What happens on SEN Support?

You will be asked to come into school to talk about your child and the teacher will explain why he or she thinks your child requires additional support. This support forms part of a ‘Graduated Approach’. The Graduated Approach is for all pupils who may require some additional support and is part of ‘Quality First’ teaching

Your teacher will have assessed your child then, with the help of the Special Needs Coordinator (SENCO) and working closely with external experts when needed (such as an Educational Psychologist (EP) or Speech and Language Therapist (SaLT), will plan your child’s support. The teacher will then do what has been agreed and review how well your child got on with this support. You should be fully involved too.

A range of evidence-based and effective teaching approaches, appropriate equipment, strategies and interventions should be considered in order to support your child’s progress.

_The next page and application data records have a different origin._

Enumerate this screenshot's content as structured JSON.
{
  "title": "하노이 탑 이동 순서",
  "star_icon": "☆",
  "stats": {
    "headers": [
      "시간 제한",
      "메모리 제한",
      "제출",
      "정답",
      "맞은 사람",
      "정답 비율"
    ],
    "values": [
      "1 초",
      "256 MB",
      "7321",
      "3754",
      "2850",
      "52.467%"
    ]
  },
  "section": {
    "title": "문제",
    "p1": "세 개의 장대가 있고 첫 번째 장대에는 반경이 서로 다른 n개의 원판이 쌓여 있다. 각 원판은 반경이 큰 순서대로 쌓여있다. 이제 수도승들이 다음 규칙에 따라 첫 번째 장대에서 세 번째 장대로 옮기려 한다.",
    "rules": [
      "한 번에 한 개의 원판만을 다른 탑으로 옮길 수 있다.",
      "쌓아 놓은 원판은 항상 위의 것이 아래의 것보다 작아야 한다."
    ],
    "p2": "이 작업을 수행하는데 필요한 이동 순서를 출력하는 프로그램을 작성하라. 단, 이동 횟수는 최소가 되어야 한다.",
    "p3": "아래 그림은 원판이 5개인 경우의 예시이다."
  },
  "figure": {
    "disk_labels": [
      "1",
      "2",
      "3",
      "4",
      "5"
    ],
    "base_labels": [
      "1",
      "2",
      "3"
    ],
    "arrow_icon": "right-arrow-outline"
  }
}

Your child’s teacher (or subject teacher) is the person responsible for working with your child on a daily basis. He or she remains responsible for your child’s learning, even if your child is receiving support outside of the classroom. All teachers and support staff should be made aware of your child’s needs, the outcomes sought and the provision required.

The SEND Code of Practice (SENDCoP) does not say often reviews should take place, but schools must meet parents three times a year, so it would be good practice to review the SEN Support plan at least termly. Information about how well the extra support has worked helps to inform the next ‘cycle’ of support.

You should receive a copy of the SEN Support record.

Children might not need to stay on SEN Support if the extra provision has helped them with their difficulty. Other children might stay on SEN Support for longer, going through more ‘cycles’ of support. For a few children, SEN Support might not be enough to meet their needs, or the school might not be able to continue to give the higher level of support long-term. At this point, the school should request that the local authority (LA) conducts a Needs Assessment for an Education, Health and Care Plan (EHCP). You can also ask for a Needs Assessment yourself.

1 See the SEND Code of Practice, section 6